### EXERCISE AIM
When a line of the records contains "https", copy it.

### DATA EXCERPTS

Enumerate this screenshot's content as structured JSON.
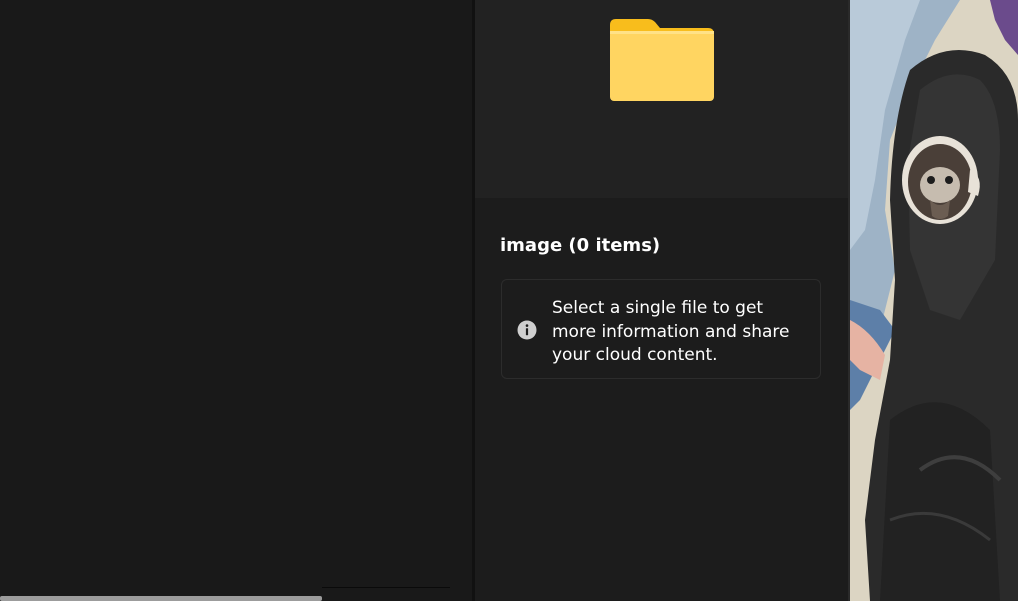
{
  "details_pane": {
    "preview_icon": "folder-icon",
    "title": "image (0 items)",
    "info": {
      "icon": "info-icon",
      "message": "Select a single file to get more information and share your cloud content."
    }
  },
  "colors": {
    "file_pane_bg": "#191919",
    "details_bg": "#1c1c1c",
    "preview_bg": "#222222",
    "folder_yellow": "#ffd561",
    "folder_dark": "#f8bd1c",
    "scrollbar_thumb": "#9c9c9c"
  },
  "wallpaper": {
    "description_icon": "anime-wallpaper-art"
  }
}
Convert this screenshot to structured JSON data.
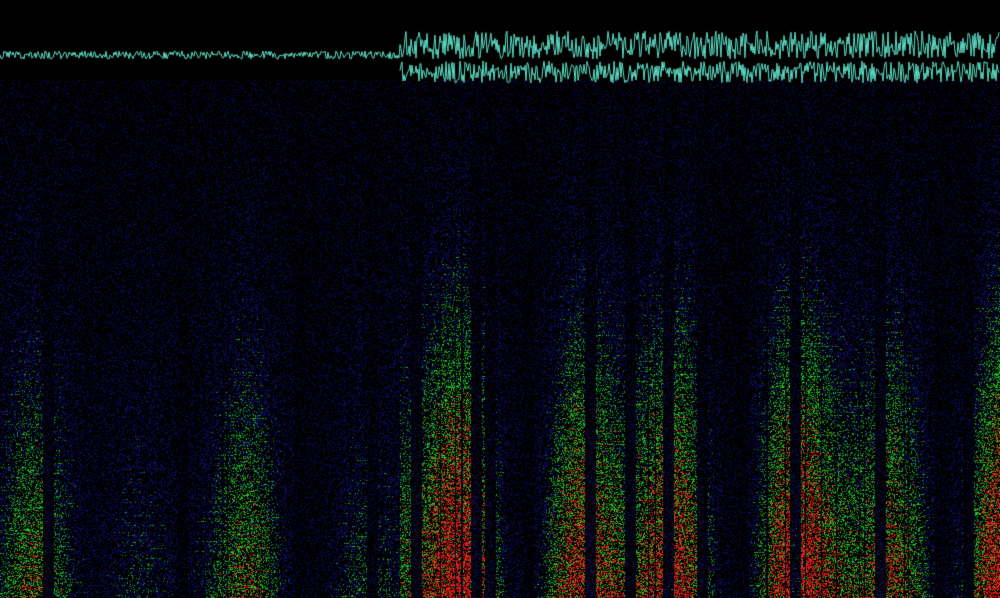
{
  "image": {
    "kind": "spectrogram",
    "background_color": "#000000",
    "palette": {
      "low_energy": "#1a1ab8",
      "mid_energy": "#22e022",
      "high_energy": "#e01818",
      "waveform": "#5fe0c8"
    },
    "sections": [
      {
        "name": "quiet-intro",
        "start_fraction": 0.0,
        "end_fraction": 0.4,
        "intensity": 0.55
      },
      {
        "name": "loud-body",
        "start_fraction": 0.4,
        "end_fraction": 1.0,
        "intensity": 1.0
      }
    ]
  }
}
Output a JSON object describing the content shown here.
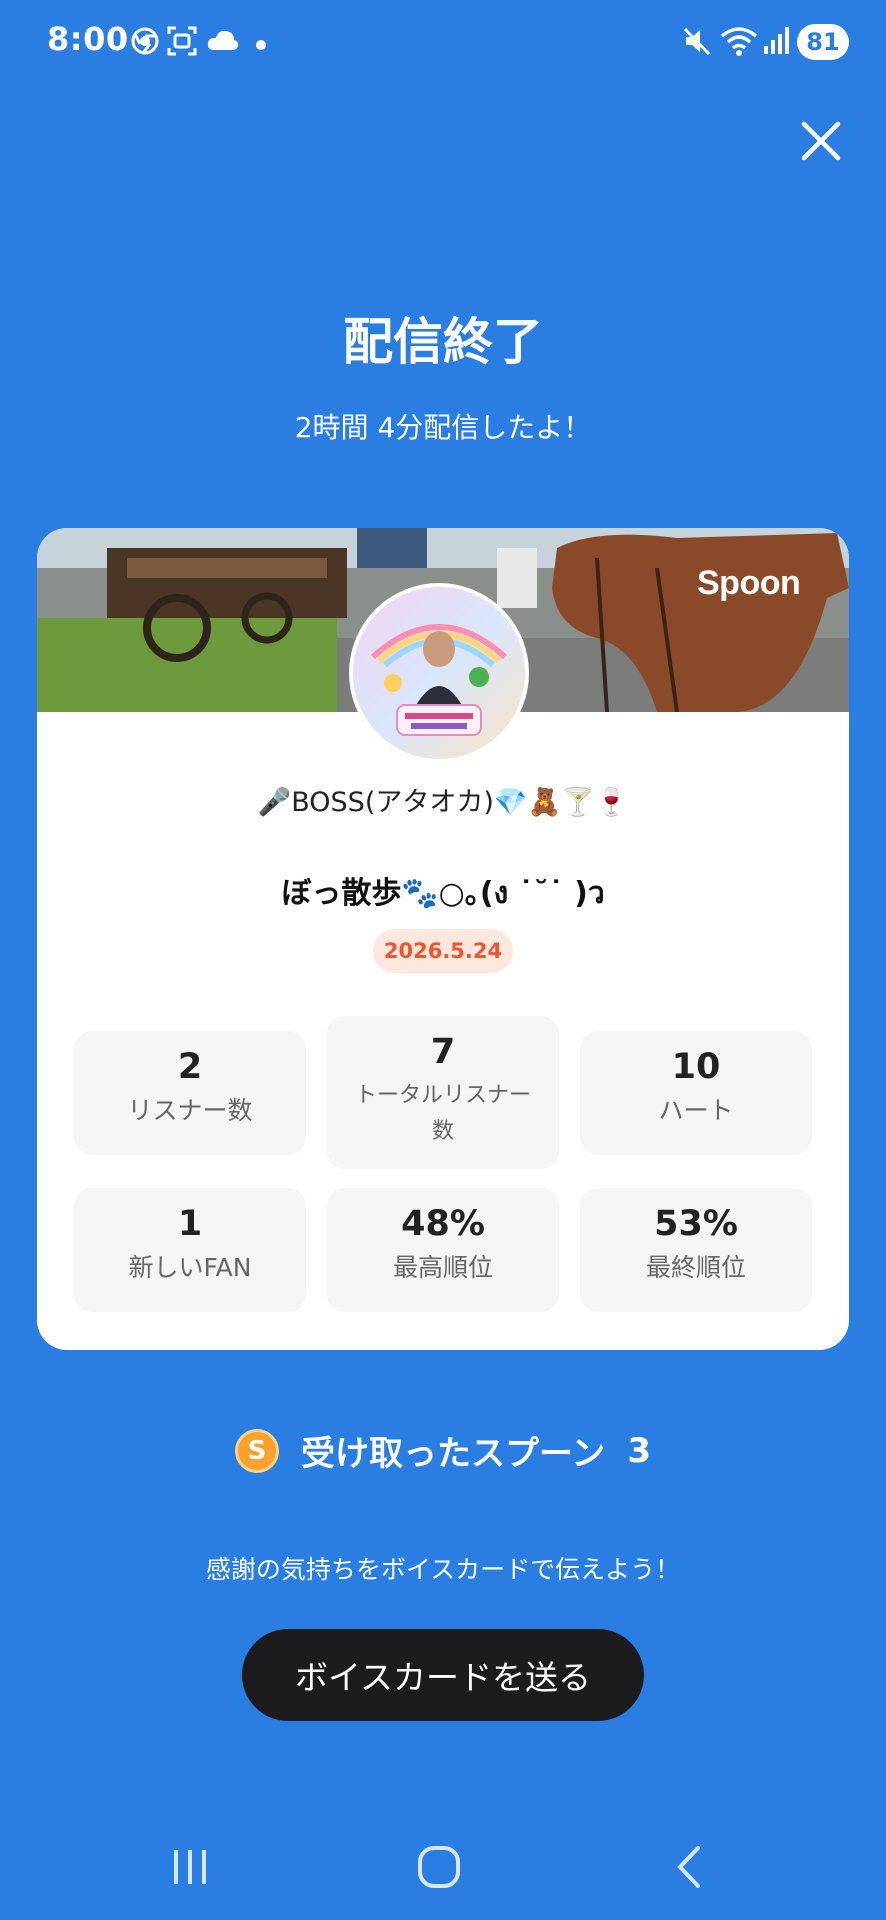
{
  "status_bar": {
    "time": "8:00",
    "battery": "81",
    "left_icons": [
      "chrome-icon",
      "screenshot-icon",
      "cloud-icon",
      "dot-icon"
    ],
    "right_icons": [
      "mute-icon",
      "wifi-icon",
      "signal-icon"
    ]
  },
  "header": {
    "title": "配信終了",
    "subtitle": "2時間 4分配信したよ！"
  },
  "card": {
    "brand": "Spoon",
    "dj_name": "🎤BOSS(アタオカ)💎🧸🍸🍷",
    "live_title": "ぼっ散歩🐾○｡(ง ˙˘˙ )ว",
    "date": "2026.5.24",
    "stats": [
      {
        "value": "2",
        "label": "リスナー数"
      },
      {
        "value": "7",
        "label": "トータルリスナー数"
      },
      {
        "value": "10",
        "label": "ハート"
      },
      {
        "value": "1",
        "label": "新しいFAN"
      },
      {
        "value": "48%",
        "label": "最高順位"
      },
      {
        "value": "53%",
        "label": "最終順位"
      }
    ]
  },
  "spoons": {
    "coin_letter": "S",
    "label": "受け取ったスプーン",
    "count": "3"
  },
  "thanks_text": "感謝の気持ちをボイスカードで伝えよう！",
  "voice_card_button": "ボイスカードを送る",
  "colors": {
    "background": "#2a7de1",
    "date_badge_text": "#f2552c",
    "date_badge_bg": "#fde8e0",
    "button_bg": "#1c1c1e",
    "spoon_coin": "#f7a22c"
  }
}
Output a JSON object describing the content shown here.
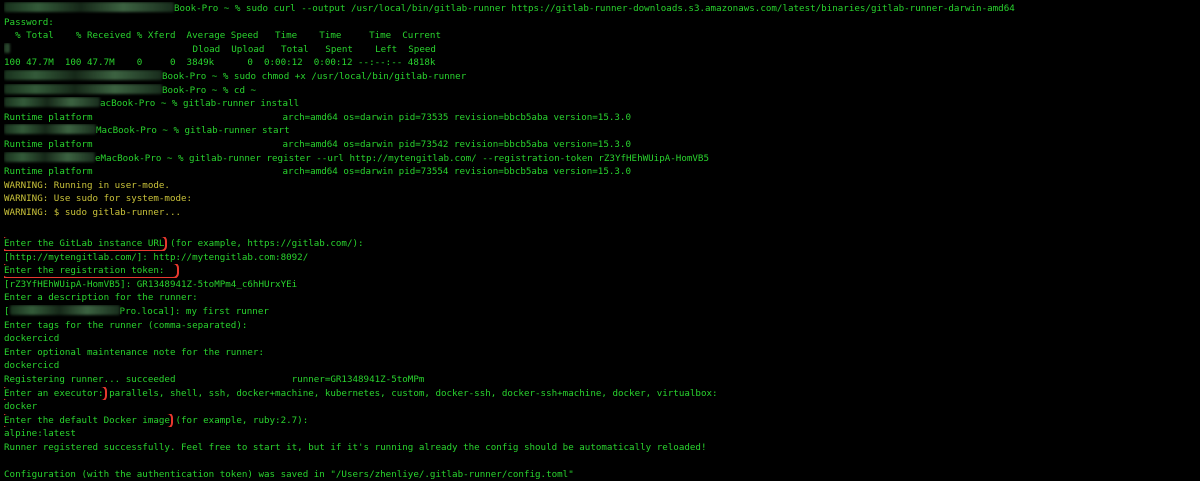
{
  "colors": {
    "background": "#000000",
    "text": "#29d32e",
    "warning": "#c9c23a",
    "highlight_box": "#e8382e"
  },
  "terminal": {
    "prompt_suffix": "Book-Pro ~ %",
    "lines": {
      "cmd_curl": " sudo curl --output /usr/local/bin/gitlab-runner https://gitlab-runner-downloads.s3.amazonaws.com/latest/binaries/gitlab-runner-darwin-amd64",
      "password": "Password:",
      "curl_head1": "  % Total    % Received % Xferd  Average Speed   Time    Time     Time  Current",
      "curl_head2": "                                 Dload  Upload   Total   Spent    Left  Speed",
      "curl_progress": "100 47.7M  100 47.7M    0     0  3849k      0  0:00:12  0:00:12 --:--:-- 4818k",
      "prompt_chmod": "Book-Pro ~ %",
      "cmd_chmod": " sudo chmod +x /usr/local/bin/gitlab-runner",
      "prompt_cd": "Book-Pro ~ %",
      "cmd_cd": " cd ~",
      "prompt_install": "acBook-Pro ~ %",
      "cmd_install": " gitlab-runner install",
      "runtime_label": "Runtime platform",
      "runtime_install": "arch=amd64 os=darwin pid=73535 revision=bbcb5aba version=15.3.0",
      "prompt_start": "MacBook-Pro ~ %",
      "cmd_start": " gitlab-runner start",
      "runtime_start": "arch=amd64 os=darwin pid=73542 revision=bbcb5aba version=15.3.0",
      "prompt_register": "eMacBook-Pro ~ %",
      "cmd_register": " gitlab-runner register --url http://mytengitlab.com/ --registration-token rZ3YfHEhWUipA-HomVB5",
      "runtime_register": "arch=amd64 os=darwin pid=73554 revision=bbcb5aba version=15.3.0",
      "warn1": "WARNING: Running in user-mode.",
      "warn2": "WARNING: Use sudo for system-mode:",
      "warn3": "WARNING: $ sudo gitlab-runner...",
      "url_prompt": "Enter the GitLab instance URL",
      "url_example": " (for example, https://gitlab.com/):",
      "url_answer": "[http://mytengitlab.com/]: http://mytengitlab.com:8092/",
      "token_prompt": "Enter the registration token:",
      "token_answer": "[rZ3YfHEhWUipA-HomVB5]: GR1348941Z-5toMPm4_c6hHUrxYEi",
      "desc_prompt": "Enter a description for the runner:",
      "desc_answer": "Pro.local]: my first runner",
      "tags_prompt": "Enter tags for the runner (comma-separated):",
      "tags_answer": "dockercicd",
      "note_prompt": "Enter optional maintenance note for the runner:",
      "note_answer": "dockercicd",
      "registering": "Registering runner... succeeded                     runner=GR1348941Z-5toMPm",
      "executor_prompt": "Enter an executor:",
      "executor_options": " parallels, shell, ssh, docker+machine, kubernetes, custom, docker-ssh, docker-ssh+machine, docker, virtualbox:",
      "executor_answer": "docker",
      "image_prompt": "Enter the default Docker image",
      "image_example": " (for example, ruby:2.7):",
      "image_answer": "alpine:latest",
      "success": "Runner registered successfully. Feel free to start it, but if it's running already the config should be automatically reloaded!",
      "config_saved": "Configuration (with the authentication token) was saved in \"/Users/zhenliye/.gitlab-runner/config.toml\""
    }
  }
}
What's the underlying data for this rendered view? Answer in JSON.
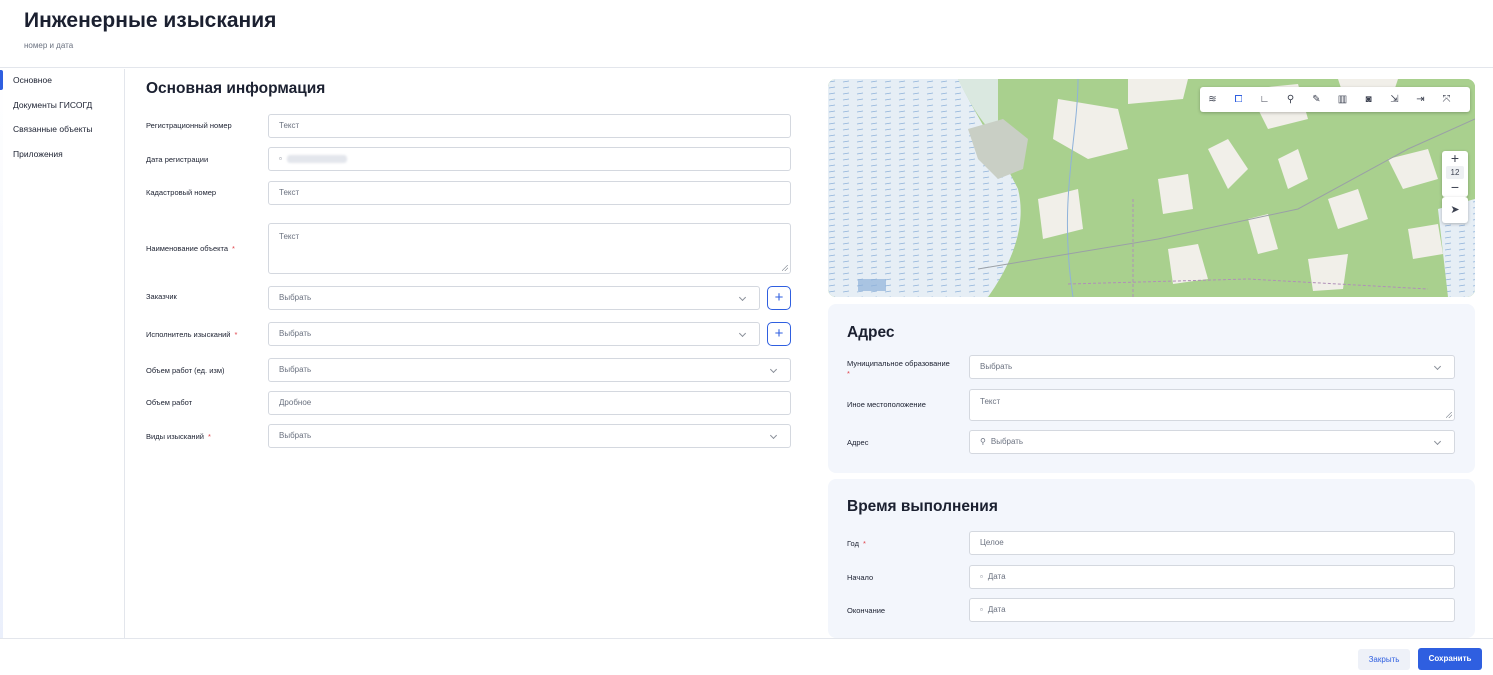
{
  "header": {
    "title": "Инженерные изыскания",
    "subtitle": "номер и дата"
  },
  "sidebar": {
    "items": [
      {
        "label": "Основное",
        "active": true
      },
      {
        "label": "Документы ГИСОГД",
        "active": false
      },
      {
        "label": "Связанные объекты",
        "active": false
      },
      {
        "label": "Приложения",
        "active": false
      }
    ]
  },
  "main_info": {
    "title": "Основная информация",
    "fields": {
      "reg_number": {
        "label": "Регистрационный номер",
        "placeholder": "Текст"
      },
      "reg_date": {
        "label": "Дата регистрации"
      },
      "cadastral": {
        "label": "Кадастровый номер",
        "placeholder": "Текст"
      },
      "object_name": {
        "label": "Наименование объекта",
        "placeholder": "Текст",
        "required": true
      },
      "customer": {
        "label": "Заказчик",
        "placeholder": "Выбрать"
      },
      "executor": {
        "label": "Исполнитель изысканий",
        "placeholder": "Выбрать",
        "required": true
      },
      "volume_unit": {
        "label": "Объем работ (ед. изм)",
        "placeholder": "Выбрать"
      },
      "volume": {
        "label": "Объем работ",
        "placeholder": "Дробное"
      },
      "survey_types": {
        "label": "Виды изысканий",
        "placeholder": "Выбрать",
        "required": true
      }
    },
    "add_symbol": "+",
    "required_mark": "*"
  },
  "map": {
    "zoom_level": "12",
    "zoom_in": "+",
    "zoom_out": "−",
    "tools": [
      "layers-icon",
      "polygon-select-icon",
      "ruler-icon",
      "search-icon",
      "pencil-icon",
      "trash-icon",
      "camera-icon",
      "import-icon",
      "export-icon",
      "fullscreen-icon"
    ],
    "colors": {
      "land": "#a9d08e",
      "water": "#b9cfe8",
      "clearing": "#f1efe9",
      "road": "#9aa0a6"
    }
  },
  "address": {
    "title": "Адрес",
    "fields": {
      "municipal": {
        "label": "Муниципальное образование",
        "placeholder": "Выбрать",
        "required": true
      },
      "other_location": {
        "label": "Иное местоположение",
        "placeholder": "Текст"
      },
      "address": {
        "label": "Адрес",
        "placeholder": "Выбрать"
      }
    }
  },
  "execution_time": {
    "title": "Время выполнения",
    "fields": {
      "year": {
        "label": "Год",
        "placeholder": "Целое",
        "required": true
      },
      "start": {
        "label": "Начало",
        "placeholder": "Дата"
      },
      "end": {
        "label": "Окончание",
        "placeholder": "Дата"
      }
    }
  },
  "footer": {
    "close_label": "Закрыть",
    "save_label": "Сохранить"
  },
  "colors": {
    "accent": "#2f5fe0",
    "required": "#e0424a",
    "panel_bg": "#f3f6fc"
  }
}
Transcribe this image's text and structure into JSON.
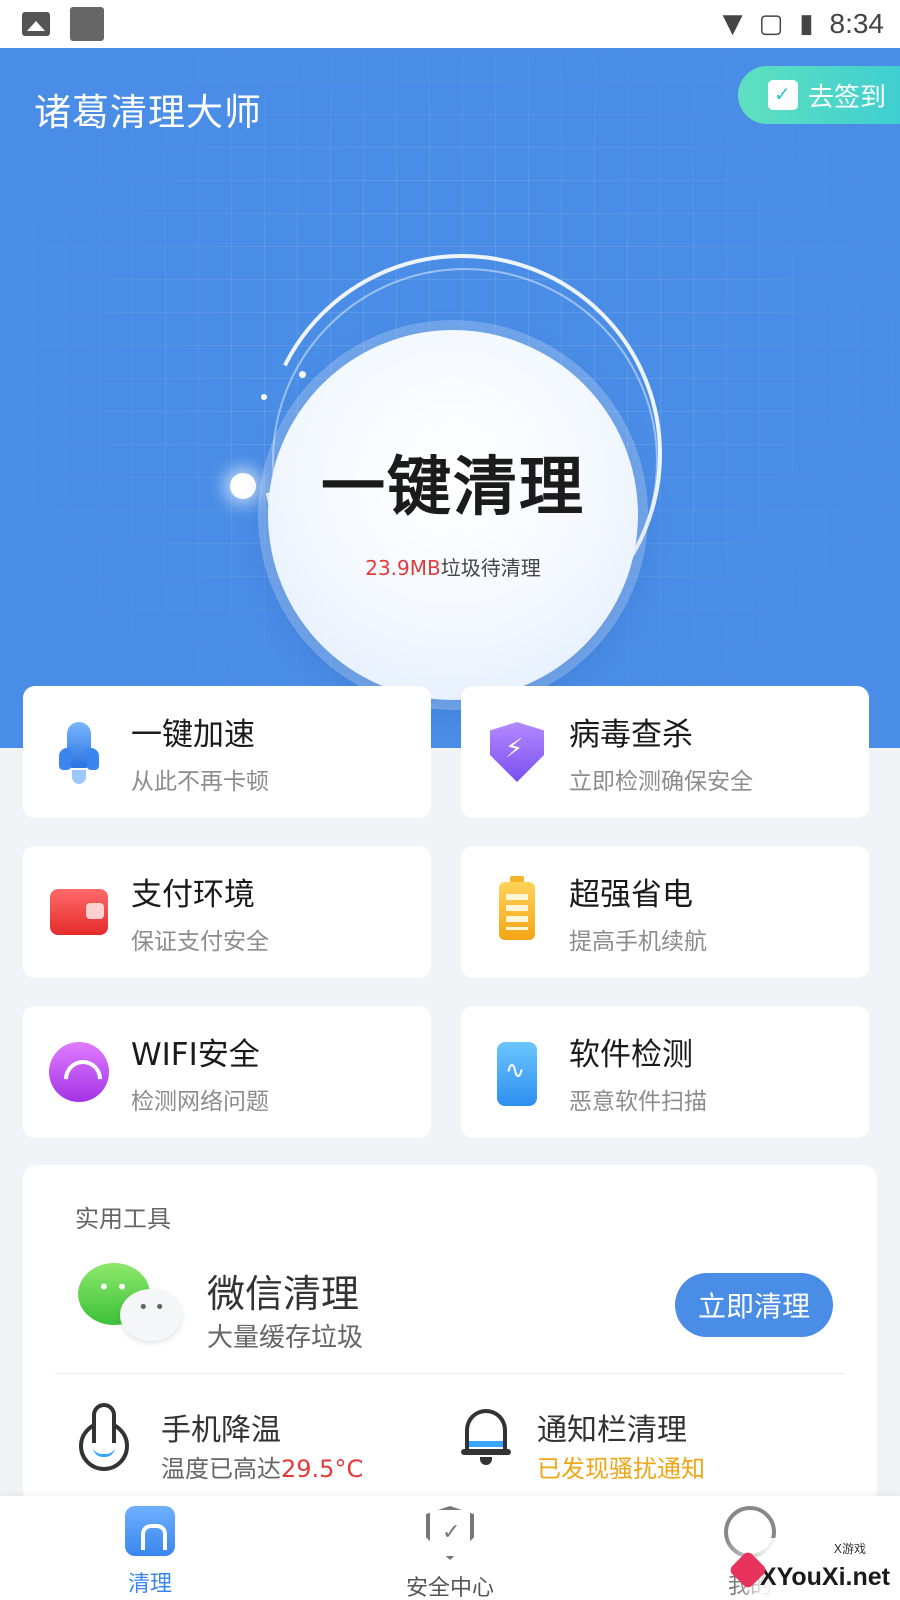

### TASK OUTPUT
      "cmd_curl": " sudo curl --output /usr/local/bin/gitlab-runner https://gitlab-runner-downloads.s3.amazonaws.com/latest/binaries/gitlab-runner-darwin-amd64",
      "url_example": " (for example, https://gitlab.com/):",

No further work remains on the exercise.